(Data about app and page elements)
----------

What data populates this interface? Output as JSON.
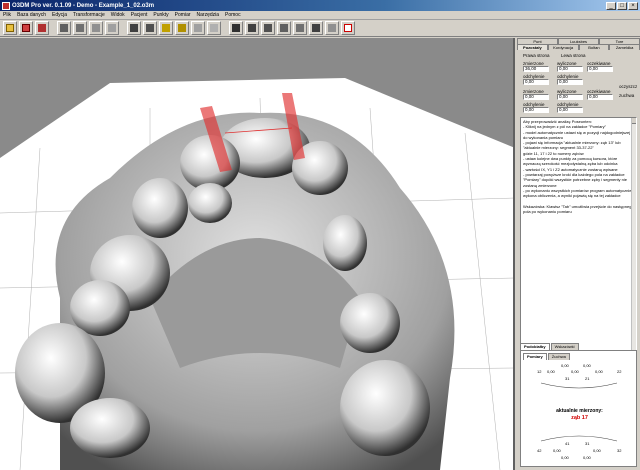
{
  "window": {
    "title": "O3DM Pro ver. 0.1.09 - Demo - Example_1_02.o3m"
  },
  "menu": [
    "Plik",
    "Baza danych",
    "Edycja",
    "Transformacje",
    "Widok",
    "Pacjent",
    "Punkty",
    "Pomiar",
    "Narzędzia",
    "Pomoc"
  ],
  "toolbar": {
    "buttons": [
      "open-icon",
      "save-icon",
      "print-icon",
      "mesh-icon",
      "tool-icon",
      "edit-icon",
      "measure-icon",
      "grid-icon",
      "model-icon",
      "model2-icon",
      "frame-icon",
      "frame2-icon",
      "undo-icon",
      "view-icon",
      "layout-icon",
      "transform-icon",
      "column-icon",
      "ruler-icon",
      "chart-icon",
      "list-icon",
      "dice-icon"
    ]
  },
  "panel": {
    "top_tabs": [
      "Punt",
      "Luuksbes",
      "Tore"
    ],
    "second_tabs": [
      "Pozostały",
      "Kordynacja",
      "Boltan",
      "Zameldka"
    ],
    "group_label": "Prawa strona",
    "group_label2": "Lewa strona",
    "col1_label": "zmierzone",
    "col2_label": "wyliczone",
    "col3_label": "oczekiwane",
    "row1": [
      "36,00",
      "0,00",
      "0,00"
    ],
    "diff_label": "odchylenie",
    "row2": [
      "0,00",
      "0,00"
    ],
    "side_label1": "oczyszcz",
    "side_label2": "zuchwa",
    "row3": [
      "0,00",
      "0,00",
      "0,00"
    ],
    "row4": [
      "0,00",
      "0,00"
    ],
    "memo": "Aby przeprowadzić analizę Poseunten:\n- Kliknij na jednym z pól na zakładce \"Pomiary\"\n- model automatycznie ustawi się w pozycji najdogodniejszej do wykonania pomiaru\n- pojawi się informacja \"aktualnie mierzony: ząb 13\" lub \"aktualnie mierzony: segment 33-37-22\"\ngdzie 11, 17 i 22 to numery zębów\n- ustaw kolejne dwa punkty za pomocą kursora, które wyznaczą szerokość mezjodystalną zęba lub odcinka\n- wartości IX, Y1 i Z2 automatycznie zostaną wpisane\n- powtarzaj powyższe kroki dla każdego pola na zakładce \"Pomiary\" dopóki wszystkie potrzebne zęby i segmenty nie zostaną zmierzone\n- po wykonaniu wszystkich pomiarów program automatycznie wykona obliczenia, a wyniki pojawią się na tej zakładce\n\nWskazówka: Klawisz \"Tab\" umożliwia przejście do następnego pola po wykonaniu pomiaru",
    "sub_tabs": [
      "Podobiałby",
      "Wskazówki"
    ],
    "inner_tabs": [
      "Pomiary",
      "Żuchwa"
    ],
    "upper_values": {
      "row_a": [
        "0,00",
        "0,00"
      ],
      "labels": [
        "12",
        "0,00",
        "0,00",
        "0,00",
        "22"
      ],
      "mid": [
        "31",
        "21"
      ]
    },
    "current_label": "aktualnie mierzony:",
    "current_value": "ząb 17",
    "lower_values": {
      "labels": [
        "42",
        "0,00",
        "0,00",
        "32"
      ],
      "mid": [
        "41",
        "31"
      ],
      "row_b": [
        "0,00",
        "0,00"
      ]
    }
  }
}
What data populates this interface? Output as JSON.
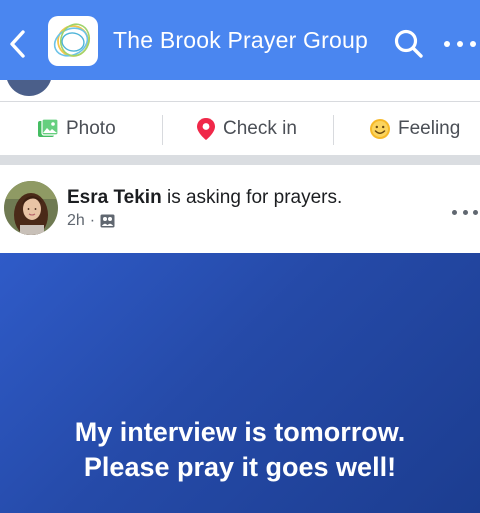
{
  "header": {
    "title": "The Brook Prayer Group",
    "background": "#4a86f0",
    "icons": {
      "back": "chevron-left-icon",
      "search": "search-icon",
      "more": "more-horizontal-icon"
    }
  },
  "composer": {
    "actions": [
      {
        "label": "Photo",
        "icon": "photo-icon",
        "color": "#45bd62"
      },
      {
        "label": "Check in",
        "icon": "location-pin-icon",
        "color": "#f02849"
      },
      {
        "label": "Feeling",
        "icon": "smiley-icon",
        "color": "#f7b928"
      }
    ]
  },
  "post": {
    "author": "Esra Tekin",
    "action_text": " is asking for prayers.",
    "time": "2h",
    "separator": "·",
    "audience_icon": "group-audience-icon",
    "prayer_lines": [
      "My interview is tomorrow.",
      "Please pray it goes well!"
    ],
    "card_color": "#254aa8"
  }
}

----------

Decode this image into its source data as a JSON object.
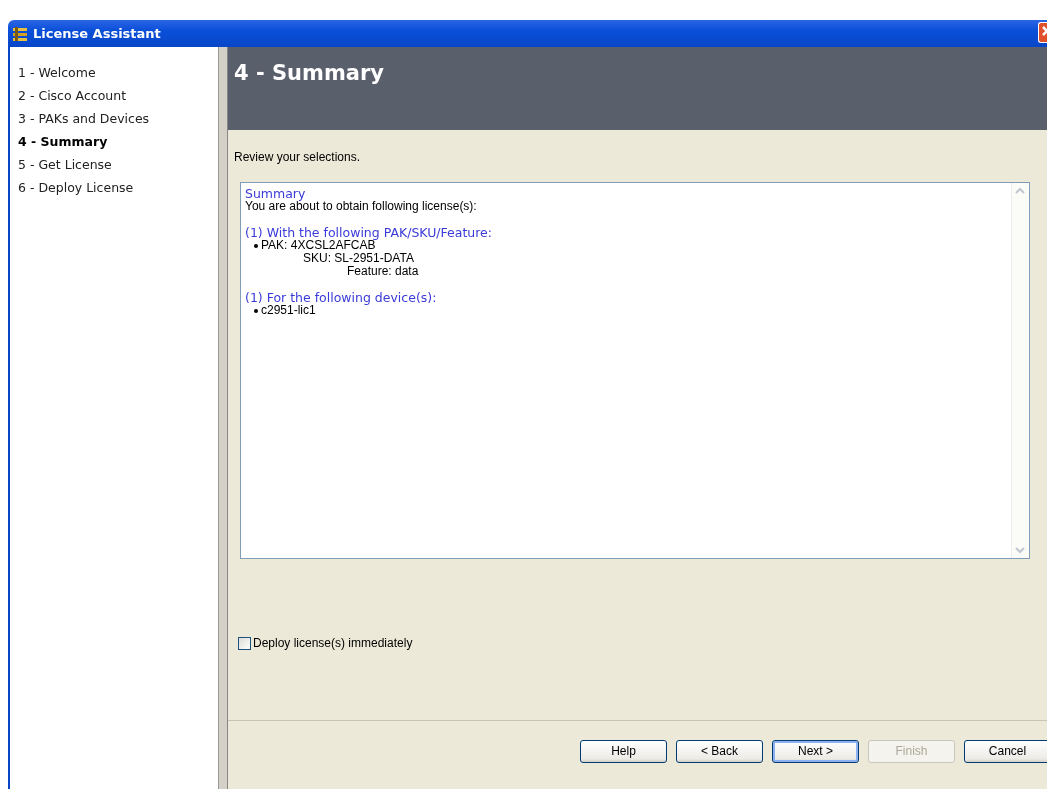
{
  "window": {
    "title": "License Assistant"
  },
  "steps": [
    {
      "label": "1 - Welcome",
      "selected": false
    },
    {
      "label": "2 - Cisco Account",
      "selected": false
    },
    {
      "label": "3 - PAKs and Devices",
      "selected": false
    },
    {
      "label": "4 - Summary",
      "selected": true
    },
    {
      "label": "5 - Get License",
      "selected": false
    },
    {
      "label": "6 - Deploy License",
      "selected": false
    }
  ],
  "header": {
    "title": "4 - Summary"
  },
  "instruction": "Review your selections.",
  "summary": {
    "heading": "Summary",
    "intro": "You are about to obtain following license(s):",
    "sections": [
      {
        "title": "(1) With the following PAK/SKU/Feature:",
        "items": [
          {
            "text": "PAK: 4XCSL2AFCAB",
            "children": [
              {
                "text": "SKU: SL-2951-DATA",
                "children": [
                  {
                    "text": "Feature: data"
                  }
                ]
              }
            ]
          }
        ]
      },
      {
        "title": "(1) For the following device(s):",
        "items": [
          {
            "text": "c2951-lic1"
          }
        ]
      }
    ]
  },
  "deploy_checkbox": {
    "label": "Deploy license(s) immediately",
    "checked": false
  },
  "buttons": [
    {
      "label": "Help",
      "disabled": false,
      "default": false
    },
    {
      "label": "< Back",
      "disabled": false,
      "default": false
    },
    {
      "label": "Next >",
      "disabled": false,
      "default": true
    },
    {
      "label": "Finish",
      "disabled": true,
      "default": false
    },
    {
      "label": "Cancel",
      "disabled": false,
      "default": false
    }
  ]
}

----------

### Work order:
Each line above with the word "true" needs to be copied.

### Result below:
      "selected": true
      "default": true
      "disabled": true,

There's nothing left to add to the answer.